City hosts groundbreaking, planting day for beautification efforts off Route 251
‘Any time we can make a pretty space that does good things, we definitely want to’
ROCHELLE — On Friday, the City of Rochelle hosted a groundbreaking ceremony and community planting day at the vacant lot on the southeast corner of Illinois Route 251 and 10th Avenue.
City employees planted trees and perennials to create a pollinator habitat. Plants were supplied by the city and Hagemann Horticulture. The city owns two lots on the corners of Illinois Route 251 and 10th Avenue and purchased them for visibility at the intersection.
“Green spaces like this are good for pollinators,” City Sustainability Coordinator Molly Sedig said. “It's beautiful and helps support our beautification efforts. Trees can help with stormwater management. Any time we can make a pretty space that does good things, we definitely want to. We're excited for that opportunity and glad to have you all out here.”
The day came to be after city staff discussed vacant spaces in Rochelle and what could be done to improve and beautify them, Sedig said. City Community Development Director Michelle Pease suggested the two visible lots off Illinois Route 251. The plantings are set back so visibility is not impacted.
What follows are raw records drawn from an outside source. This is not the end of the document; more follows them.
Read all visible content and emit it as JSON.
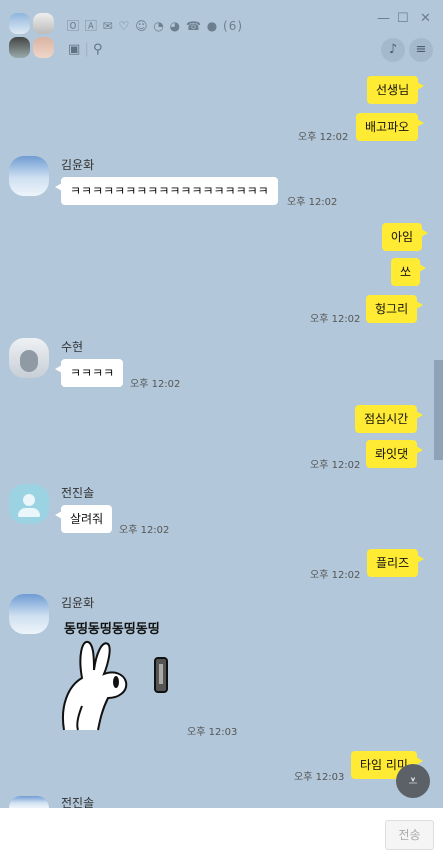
{
  "header": {
    "title": "🄾 🄰 ✉ ♡ ☺ ◔ ◕ ☎ ● (6)",
    "participant_count": "(6)",
    "icons": [
      "drawer-icon",
      "search-icon",
      "bell-icon",
      "menu-icon"
    ],
    "window_controls": [
      "minimize-icon",
      "maximize-icon",
      "close-icon"
    ]
  },
  "messages": {
    "m1": "선생님",
    "m2": "배고파오",
    "t2": "오후 12:02",
    "kim_name": "김윤화",
    "m3": "ㅋㅋㅋㅋㅋㅋㅋㅋㅋㅋㅋㅋㅋㅋㅋㅋㅋㅋ",
    "t3": "오후 12:02",
    "m4": "아임",
    "m5": "쏘",
    "m6": "헝그리",
    "t6": "오후 12:02",
    "su_name": "수현",
    "m7": "ㅋㅋㅋㅋ",
    "t7": "오후 12:02",
    "m8": "점심시간",
    "m9": "롸잇댓",
    "t9": "오후 12:02",
    "jeon_name": "전진솔",
    "m10": "살려줘",
    "t10": "오후 12:02",
    "m11": "플리즈",
    "t11": "오후 12:02",
    "kim2_name": "김윤화",
    "m12": "동띵동띵동띵동띵",
    "t12": "오후 12:03",
    "m13": "타임 리미",
    "t13": "오후 12:03",
    "jeon2_name": "전진솔"
  },
  "input": {
    "send_label": "전송"
  },
  "colors": {
    "background": "#b2c7d9",
    "my_bubble": "#ffeb33",
    "their_bubble": "#ffffff"
  }
}
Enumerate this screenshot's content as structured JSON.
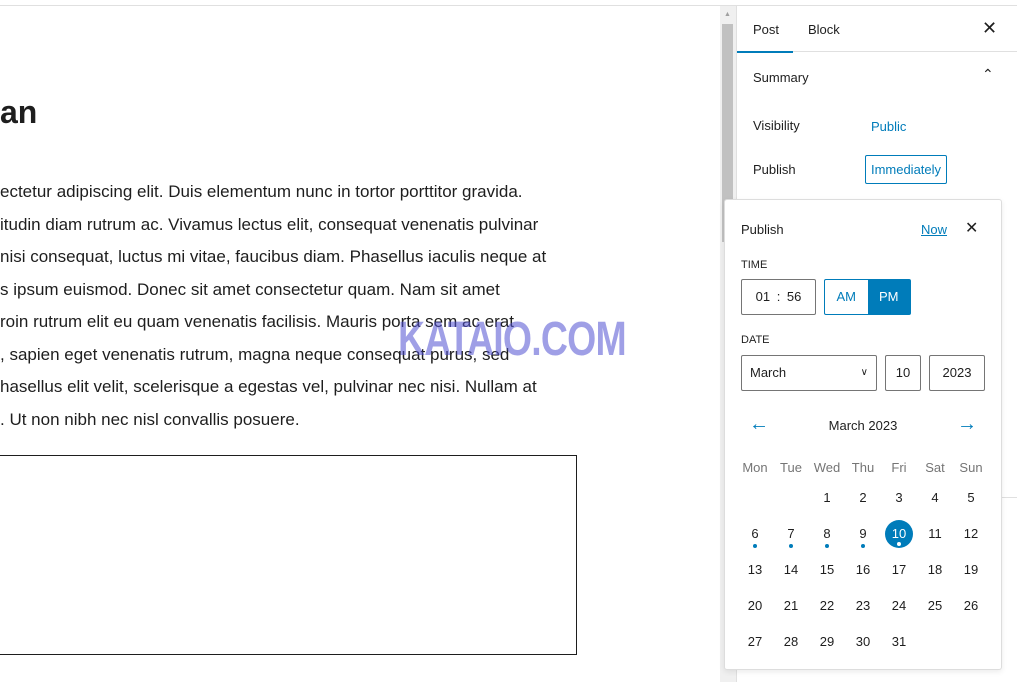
{
  "editor": {
    "title_fragment": "an",
    "lines": [
      "ectetur adipiscing elit. Duis elementum nunc in tortor porttitor gravida.",
      "itudin diam rutrum ac. Vivamus lectus elit, consequat venenatis pulvinar",
      "nisi consequat, luctus mi vitae, faucibus diam. Phasellus iaculis neque at",
      "s ipsum euismod. Donec sit amet consectetur quam. Nam sit amet",
      "roin rutrum elit eu quam venenatis facilisis. Mauris porta sem ac erat",
      ", sapien eget venenatis rutrum, magna neque consequat purus, sed",
      "hasellus elit velit, scelerisque a egestas vel, pulvinar nec nisi. Nullam at",
      ". Ut non nibh nec nisl convallis posuere."
    ]
  },
  "watermark": "KATAIO.COM",
  "sidebar": {
    "tabs": [
      {
        "label": "Post",
        "active": true
      },
      {
        "label": "Block"
      }
    ],
    "summary": "Summary",
    "visibility_label": "Visibility",
    "visibility_value": "Public",
    "publish_label": "Publish",
    "publish_value": "Immediately"
  },
  "popover": {
    "title": "Publish",
    "now": "Now",
    "time_label": "TIME",
    "hour": "01",
    "minute": "56",
    "am": "AM",
    "pm": "PM",
    "pm_selected": true,
    "date_label": "DATE",
    "month": "March",
    "day": "10",
    "year": "2023",
    "calendar_title": "March 2023",
    "weekdays": [
      "Mon",
      "Tue",
      "Wed",
      "Thu",
      "Fri",
      "Sat",
      "Sun"
    ],
    "first_weekday_index": 2,
    "days_in_month": 31,
    "selected_day": 10,
    "dotted_days": [
      6,
      7,
      8,
      9,
      10
    ]
  },
  "colors": {
    "accent": "#007cba"
  }
}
Mayor John Bearrows thanked those that came out to help with planting on Friday.
“I'm just happy to have the folks that came out to help us,” Bearrows said. “It's nice to see everybody pitch in. That's one thing about Team Rochelle, they always show up to help out with things and it's a team effort. It's going to be a great addition to this corridor.”
In 2022, the city received Tree City USA recognition. It celebrated that status by planting trees on Friday.
“Part of that was celebrating Arbor Day and I can't think of a better way to honor that and our recognition as a Tree City USA community than by getting outside and getting our hands a little dirty and planting some plants and trees and creating a little pocket of beauty,” Sedig said.
Along with trees, perennials were planted as well in the interest of helping pollinators.
“If you look around, there's just grass yards around us,” Sedig said. “Grass doesn't really provide food in general for pollinators, especially when it's mowed. So pollinators have to fly quite a ways to find food. A little pocket of what we're planting creates a little stopping spot for food and nectar. One of the plants going in is hearty hibiscus. Some butterflies use that for host plants.”
Sedig said beautification can help build residents’ pride in the community and that the plantings Friday will make for a friendlier and cooler corner. She also thanked those that came out to help with the work.
“It's wonderful to have people take the time to help us do this,” Sedig said. “It shows the buy-in and the community's commitment and pride and the desire to build community and make it something beautiful and a place that they want to live and future generations want to live. I'm just very excited and very happy for this opportunity. It's awesome.”